Religion is sometimes used to describe any such group of believers, often with the overt assertion that religion is irrational, meaningless, or actively antagonistic to the good life. A person giving this description will tell a story about good people, evil influence, rescuing the gullible (or the Fallen) from bad influence, and bringing about a better world. If these people weren't so antagonistic to traditional religion, I'd call them religious. (For example, I will mention a biologist named Dawkins.)

Then there's the word faith. In the pejorative, it is often joined with the word blind. In the affirmative, faith is often described in terms of wondrous joy and miraculous power.

And in the descriptive, faith is part of phrases like "full faith and credit." In that sense, it describes a level of trust that is very high, joined with an extension of credit. (Does this make the use of a plastic card issued by Visa as a form of payment an act of blind faith? What about the use of custom-printed cloth notes, endorsed as legal tender by the U.S. Dept. of Treasury?)

I find that religion is common even among the irreligious, and faith is important for a society to function.

Religions remember stories that attempt to explain what the good life is, and the why/how of attaining it. Faith is a kind of trust; it points towards a thing/object/person/idea which is considered helpful, powerful, or useful.


Purchasing a gun

So, I purchased a gun right after Christmas.

It wasn't a snap decision. I had intended to purchase in December. Sometime last fall, I thought that I wanted a Ruger 10/22 with a scope. (Got one with iron sights already.)

Anyway, after I found a store (which I'll call Mountain of Goose) that allowed me to pre-order online, I did the order. And I waited for the phone call.

After the rifle showed up at the store, I got the call. When I arrived at the firearms-counter in the rear of the store, I had to take a number. Then I had to wait 10 minutes.

Once I began the pick-up process, I had to hand ID and my credit card to the store employee. Then I had to fill out a form. Name, address/city/county/state of residence, SSN, place of birth, ID number from State-issued ID, race, Hispanic-ethnicity status, height/weight, gender, birth-date.

Then I had to answer questions about myself.

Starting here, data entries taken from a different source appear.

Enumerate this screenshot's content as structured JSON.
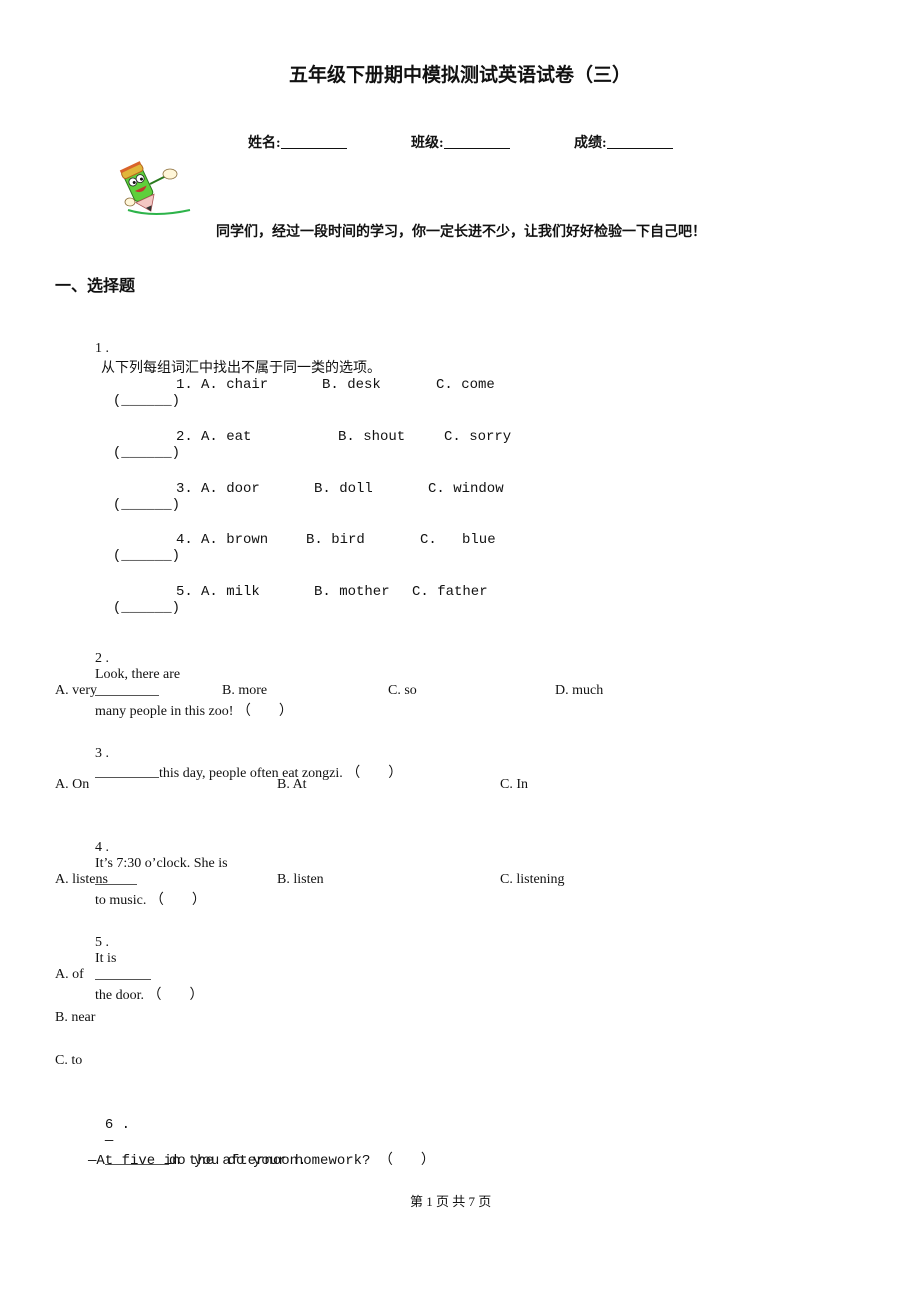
{
  "header": {
    "title": "五年级下册期中模拟测试英语试卷（三）",
    "fields": [
      {
        "label": "姓名:",
        "value": ""
      },
      {
        "label": "班级:",
        "value": ""
      },
      {
        "label": "成绩:",
        "value": ""
      }
    ],
    "mascot_icon": "pencil-mascot-icon",
    "greeting": "同学们，经过一段时间的学习，你一定长进不少，让我们好好检验一下自己吧！"
  },
  "section": {
    "title": "一、选择题"
  },
  "q1": {
    "number": "1 .",
    "prompt": "从下列每组词汇中找出不属于同一类的选项。",
    "items": [
      {
        "paren": "(______)",
        "num": "1.",
        "a": "A. chair",
        "b": "B. desk",
        "c": "C. come"
      },
      {
        "paren": "(______)",
        "num": "2.",
        "a": "A. eat",
        "b": "B. shout",
        "c": "C. sorry"
      },
      {
        "paren": "(______)",
        "num": "3.",
        "a": "A. door",
        "b": "B. doll",
        "c": "C. window"
      },
      {
        "paren": "(______)",
        "num": "4.",
        "a": "A. brown",
        "b": "B. bird",
        "c": "C.   blue"
      },
      {
        "paren": "(______)",
        "num": "5.",
        "a": "A. milk",
        "b": "B. mother",
        "c": "C. father"
      }
    ]
  },
  "q2": {
    "number": "2 .",
    "before": "Look, there are",
    "after": "many people in this zoo! （　　）",
    "options": [
      "A. very",
      "B. more",
      "C. so",
      "D. much"
    ]
  },
  "q3": {
    "number": "3 .",
    "after": "this day, people often eat zongzi. （　　）",
    "options": [
      "A. On",
      "B. At",
      "C. In"
    ]
  },
  "q4": {
    "number": "4 .",
    "before": "It’s 7:30 o’clock. She is",
    "after": "to music. （　　）",
    "options": [
      "A. listens",
      "B. listen",
      "C. listening"
    ]
  },
  "q5": {
    "number": "5 .",
    "before": "It is",
    "after": "the door. （　　）",
    "options": [
      "A. of",
      "B. near",
      "C. to"
    ]
  },
  "q6": {
    "number": "6 .",
    "before": "—",
    "after": "do you do your homework? （　　）",
    "answer_line": "—At five in the afternoon."
  },
  "footer": {
    "page_text": "第 1 页 共 7 页"
  }
}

Yes, I am purchasing this for myself. No, I'm not under indictment for a crime on the Bad Boy list, never been convicted of such a crime, not a fugitive from the law, don't do drugs, never been adjudicated mentally defective, never had a dishonorable discharge from the US Military, not under a Court restraining order, never been convicted of a crime of domestic violence, never renounced citizenship, not an illegal alien, not an alien on a visa. And no, I didn't lie to any of the above questions.

The employee that handed me the form took it back, and spent 5 minutes checking every line on the form.

Then the guy behind the counter offered me a 1-year extended warranty. That's not really a surprise; I suspect the gun-counter earns more money on warranties than on gun sales. Mountain of Goose wants repeat customers, so they offer things like warranties to bring people back.

Shortly after the warranty offer, the employee handed the form (plus my ID) to another store employee. That person did the same 5-minute check. He compared all the data on my ID to the things I'd written out, then certified that I'd answered the "Yes" question properly, and answered "No" to all the others.

Finally, they submitted my name to the Federally-mandated background check process. (Another customer at the store that day got a "delay" response on their background check. Something about them being honorably-discharged from the military, but not keeping their Security Clearance after discharge. Any person who has ever had that status down-graded, for any reason, gets yellow-flagged for gun purchases.)

Lastly, I got to put my signature on the credit-card receipt, picked up the gun in the box, and walked out of the store.

Who says gun purchases aren't regulated?

At least I didn't have to go through a waiting period. Certain States of the Union require a wait before every firearms purchase. (Among them, the state of CT, as cited in these Wiki articles.)